Beyond Elsewhere brings to mind Baudelaire’s prose poems and philosophy. As Baudelaire states in the preface to Le Spleen de Paris, “Who among us has not, in his days of ambition, dreamed the miracle of a poetic prose, musical without rhythm and rhyme, sufficiently flexible and uneven to adapt to the lyrical movements of the soul, the undulations of reverie, the jolts of consciousness?”

Arnou-Laujeac expresses the alchemy of grace, allowing the work to become a spell, a hymn to love. French critic Sylvie Besson states in Le Nouveau Recueil that in this narrative poem “everything brings us back, indeed, to the past, the source, oceanic feeling, before-world, beyond language. Gabriel Arnou-Laujeac’s poetry conveys a wild carnal and sensual body, animal and glorious, a body of extraordinary perception, distancing itself precisely . . . from all the suffering, melancholy, and despair, all the black visions, sadness, pain. There is in that body something indefinable, which also sets him apart from the sole pursuit of happiness to move toward a very acute sense of liturgy, something that has the power of a new gospel, something that completely changes the dimension of language, a mystical eloquence, an incantatory song, a musical climax that makes Beyond Elsewhere a singular and, without any doubt, unique work.”

And Jean-Luc Maxence, poet, writer. and publisher (Le Nouvel Athanor), tells us that“unparalleled psalms, forbidden hymns exist in Gabriel Arnou-Laujeac’s unusual and sacred way of dying in ‘this inverted world.’ This is often of an almost liturgical beauty.”

Translation is a craft. It is also an inspired act, a negotiation.

“Translation is a kind of transubstantiation; one poem becomes another,” writes Anne Michaels. Translating Plus loin qu’ailleurs was a challenge in many ways, with its concise style, lyricism, play on words, and spiritual dimension. Translation is a craft. It is also an inspired act, a negotiation. To quote Henry James, “We work in the dark,” from that intuitive place. It becomes an act of revelation, the ultimate act of sympathy.

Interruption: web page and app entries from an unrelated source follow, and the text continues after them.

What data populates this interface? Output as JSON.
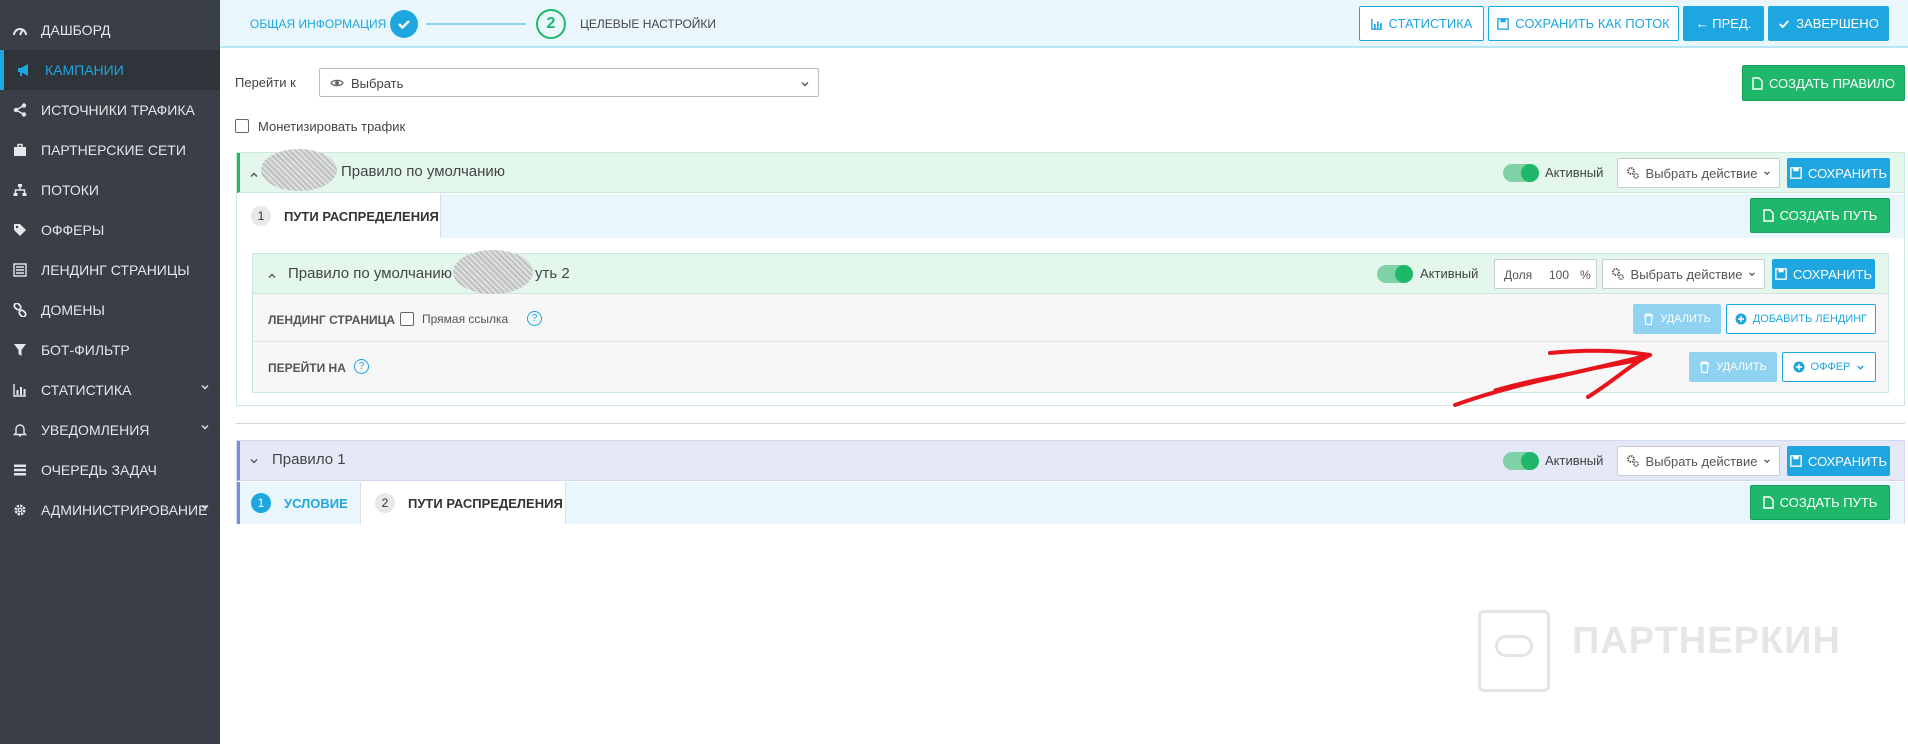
{
  "sidebar": {
    "items": [
      {
        "label": "ДАШБОРД",
        "icon": "dashboard-icon"
      },
      {
        "label": "КАМПАНИИ",
        "icon": "megaphone-icon",
        "active": true
      },
      {
        "label": "ИСТОЧНИКИ ТРАФИКА",
        "icon": "share-icon"
      },
      {
        "label": "ПАРТНЕРСКИЕ СЕТИ",
        "icon": "briefcase-icon"
      },
      {
        "label": "ПОТОКИ",
        "icon": "sitemap-icon"
      },
      {
        "label": "ОФФЕРЫ",
        "icon": "tags-icon"
      },
      {
        "label": "ЛЕНДИНГ СТРАНИЦЫ",
        "icon": "list-icon"
      },
      {
        "label": "ДОМЕНЫ",
        "icon": "link-icon"
      },
      {
        "label": "БОТ-ФИЛЬТР",
        "icon": "filter-icon"
      },
      {
        "label": "СТАТИСТИКА",
        "icon": "bar-chart-icon",
        "has_submenu": true
      },
      {
        "label": "УВЕДОМЛЕНИЯ",
        "icon": "bell-icon",
        "has_submenu": true
      },
      {
        "label": "ОЧЕРЕДЬ ЗАДАЧ",
        "icon": "queue-icon"
      },
      {
        "label": "АДМИНИСТРИРОВАНИЕ",
        "icon": "gear-icon",
        "has_submenu": true
      }
    ]
  },
  "wizard": {
    "step1_label": "ОБЩАЯ ИНФОРМАЦИЯ",
    "step2_number": "2",
    "step2_label": "ЦЕЛЕВЫЕ НАСТРОЙКИ"
  },
  "toolbar": {
    "stats": "СТАТИСТИКА",
    "save_as_flow": "СОХРАНИТЬ КАК ПОТОК",
    "prev": "← ПРЕД.",
    "finish": "ЗАВЕРШЕНО"
  },
  "goto": {
    "label": "Перейти к",
    "select_value": "Выбрать"
  },
  "create_rule": "СОЗДАТЬ ПРАВИЛО",
  "monetize": {
    "label": "Монетизировать трафик",
    "checked": false
  },
  "rule_default": {
    "title": "Правило по умолчанию",
    "status": "Активный",
    "action": "Выбрать действие",
    "save": "СОХРАНИТЬ",
    "tab_number": "1",
    "tab_label": "ПУТИ РАСПРЕДЕЛЕНИЯ",
    "create_path": "СОЗДАТЬ ПУТЬ",
    "path": {
      "title_prefix": "Правило по умолчанию",
      "title_suffix": "уть 2",
      "status": "Активный",
      "share_label": "Доля",
      "share_value": "100",
      "share_unit": "%",
      "action": "Выбрать действие",
      "save": "СОХРАНИТЬ",
      "landing_label": "ЛЕНДИНГ СТРАНИЦА",
      "direct_link": "Прямая ссылка",
      "delete": "УДАЛИТЬ",
      "add_landing": "ДОБАВИТЬ ЛЕНДИНГ",
      "goto_label": "ПЕРЕЙТИ НА",
      "delete2": "УДАЛИТЬ",
      "offer": "ОФФЕР"
    }
  },
  "rule1": {
    "title": "Правило 1",
    "status": "Активный",
    "action": "Выбрать действие",
    "save": "СОХРАНИТЬ",
    "tab1_number": "1",
    "tab1_label": "УСЛОВИЕ",
    "tab2_number": "2",
    "tab2_label": "ПУТИ РАСПРЕДЕЛЕНИЯ",
    "create_path": "СОЗДАТЬ ПУТЬ"
  },
  "watermark": "ПАРТНЕРКИН",
  "colors": {
    "accent": "#1ea6e0",
    "success": "#1fb86a",
    "sidebar": "#3a3f47",
    "annotation": "#e8141c"
  }
}
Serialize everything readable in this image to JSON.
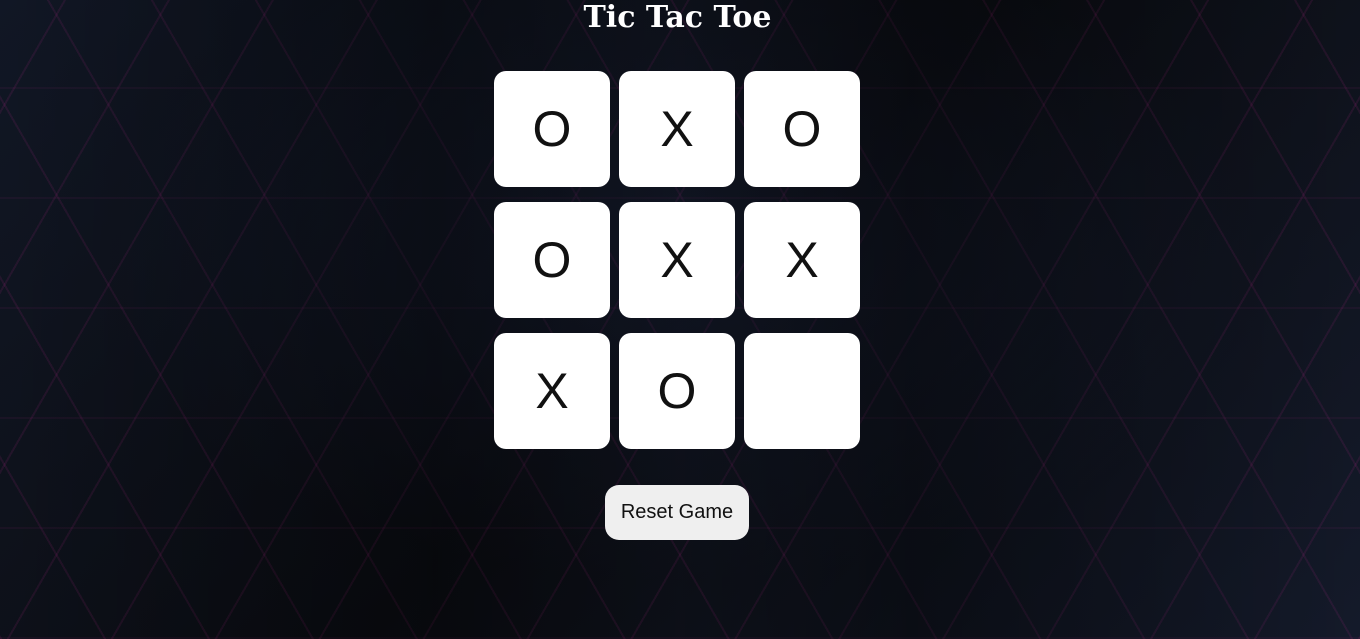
{
  "title": "Tic Tac Toe",
  "board": {
    "cells": [
      "O",
      "X",
      "O",
      "O",
      "X",
      "X",
      "X",
      "O",
      ""
    ]
  },
  "reset_button": {
    "label": "Reset Game"
  },
  "colors": {
    "background": "#0d0f16",
    "accent_lines": "#dc28a0",
    "cell": "#ffffff",
    "button": "#efefef",
    "title_text": "#ffffff"
  }
}
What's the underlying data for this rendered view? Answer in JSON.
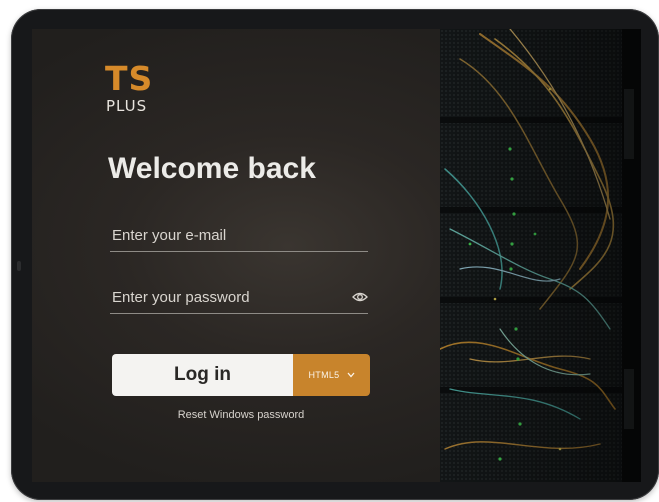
{
  "brand": {
    "logo_main": "TS",
    "logo_sub": "PLUS",
    "accent_color": "#c8842c"
  },
  "login": {
    "heading": "Welcome back",
    "email_placeholder": "Enter your e-mail",
    "password_placeholder": "Enter your password",
    "login_button": "Log in",
    "mode_selected": "HTML5",
    "reset_link": "Reset Windows password"
  },
  "icons": {
    "password_toggle": "eye-icon",
    "mode_dropdown": "chevron-down-icon"
  }
}
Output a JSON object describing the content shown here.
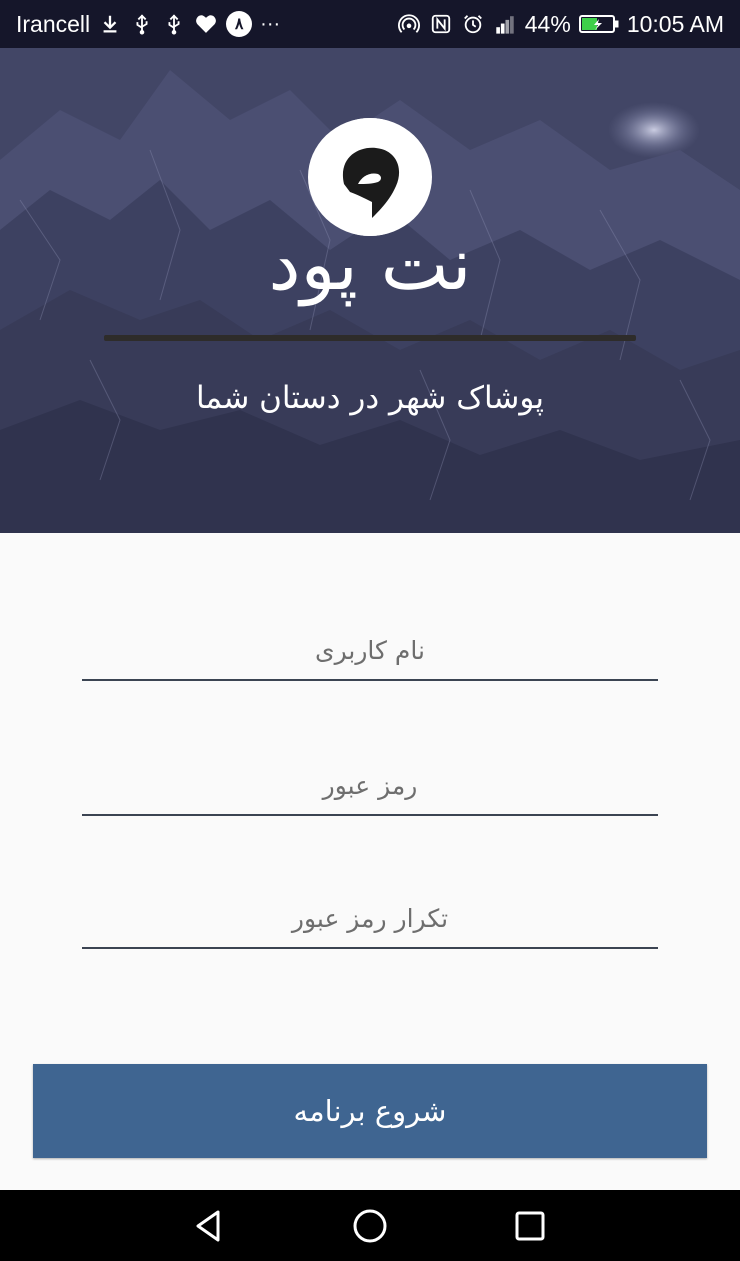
{
  "status_bar": {
    "carrier": "Irancell",
    "notification_count": "۸",
    "more": "···",
    "battery_percent": "44%",
    "time": "10:05 AM",
    "icons_left": [
      "download-icon",
      "usb-icon",
      "usb-icon",
      "health-icon",
      "badge-icon",
      "more-icon"
    ],
    "icons_right": [
      "hotspot-icon",
      "nfc-icon",
      "alarm-icon",
      "signal-icon",
      "battery-icon"
    ]
  },
  "hero": {
    "brand": "نت پود",
    "tagline": "پوشاک شهر در دستان شما",
    "logo_icon": "brand-logo-icon"
  },
  "form": {
    "username_placeholder": "نام کاربری",
    "password_placeholder": "رمز عبور",
    "confirm_password_placeholder": "تکرار رمز عبور",
    "start_label": "شروع برنامه"
  },
  "nav": {
    "back_icon": "back-triangle-icon",
    "home_icon": "home-circle-icon",
    "recents_icon": "recents-square-icon"
  },
  "colors": {
    "hero_bg": "#3f4363",
    "button": "#3f6591",
    "field_line": "#3b4452",
    "status_bar": "#15162a"
  }
}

Tags: 
TranslationGabriel Arnou-LaujeacHelene CardonaHenry JamesAWP ConferenceBooksVerse narrativeExileFrench

Hélène Cardona is the author of Dreaming My Animal Selves (Salmon Poetry), The Astonished Universe (Red Hen Press), and Life in Suspension (forthcoming from Salmon Poetry in 2016). Her translations include Ce que nous portons (Éditions du Cygne), based on What We Carry, by Dorianne Laux; and Beyond Elsewhere, by Gabriel Arnou-Laujeac (forthcoming from White Pine Press in 2016). She holds a master’s in American literature from the Sorbonne, taught at Hamilton College and LMU, and received fellowships from the Goethe-Institut and Universidad Internacional de Andalucía. She co-edits Dublin Poetry Review, Levure Littéraire, and Fulcrum: An Anthology of Poetry and Aesthetics.